Scientists will partner with leaders of the two-year-old Profile cancer genetics research project. That program currently sequences the DNA in 305 cancer-related genes of consenting adult and pediatric cancer patients at DFCI, BWH and BCH. Some of these DNA alterations can be targeted by drugs being tested in clinical trials.
In addition, Garraway leads a study called CanSeq, which sequences the entire “exome” – thousands of genes that carry recipes for proteins but aren’t known to be involved in cancer. CanSeq will become an integral part of the new center, with scientists studying the value of costly whole-exome sequencing in cancer care.
“We want to find out how useful this would be – maybe it’s too much information, or not enough,” said Garraway. CanSeq researchers are in the process of sequencing the whole exomes of 50 lung and colon cancer patients as part of the pilot study.

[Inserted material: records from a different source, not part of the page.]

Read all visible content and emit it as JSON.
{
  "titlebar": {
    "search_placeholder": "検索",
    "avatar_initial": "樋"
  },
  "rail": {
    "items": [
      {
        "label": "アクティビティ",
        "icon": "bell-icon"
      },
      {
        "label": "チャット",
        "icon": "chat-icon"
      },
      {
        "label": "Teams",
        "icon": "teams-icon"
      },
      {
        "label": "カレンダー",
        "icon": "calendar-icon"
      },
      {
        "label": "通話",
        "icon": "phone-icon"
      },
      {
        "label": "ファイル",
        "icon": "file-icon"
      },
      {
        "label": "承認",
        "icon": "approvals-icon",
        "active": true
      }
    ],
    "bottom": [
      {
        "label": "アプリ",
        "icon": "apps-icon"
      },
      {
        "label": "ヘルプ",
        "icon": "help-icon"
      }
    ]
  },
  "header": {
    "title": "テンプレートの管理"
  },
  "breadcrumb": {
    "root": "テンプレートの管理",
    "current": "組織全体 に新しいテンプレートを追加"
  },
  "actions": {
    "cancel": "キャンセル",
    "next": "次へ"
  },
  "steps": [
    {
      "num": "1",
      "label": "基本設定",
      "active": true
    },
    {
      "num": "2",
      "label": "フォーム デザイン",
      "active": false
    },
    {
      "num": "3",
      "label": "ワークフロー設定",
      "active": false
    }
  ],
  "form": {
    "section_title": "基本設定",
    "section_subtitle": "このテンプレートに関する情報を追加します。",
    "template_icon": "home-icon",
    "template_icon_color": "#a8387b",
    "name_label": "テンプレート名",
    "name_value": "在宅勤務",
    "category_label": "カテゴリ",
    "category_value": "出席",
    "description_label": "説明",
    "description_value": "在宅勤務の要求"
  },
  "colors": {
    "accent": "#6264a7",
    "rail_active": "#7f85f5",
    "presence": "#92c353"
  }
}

Because genome sequencing produces a massive amount of data, the new center will create a computational biology group working in spaces at DFCI, the Broad, and BWH. It will include biologists, bioinformaticians, and software engineers to pioneer new algorithms for processing and interpreting the data provided by sequencing.
These institutions will also support a translational innovation laboratory for a variety of studies on “actionable” cancer mutations, drug resistance, and preclinical studies of targeted drug combinations.
“Ultimately, all of this is for patients,” Garraway said. “We need to figure out how to leverage this very exciting time to forge what may be a new way of practicing cancer medicine.”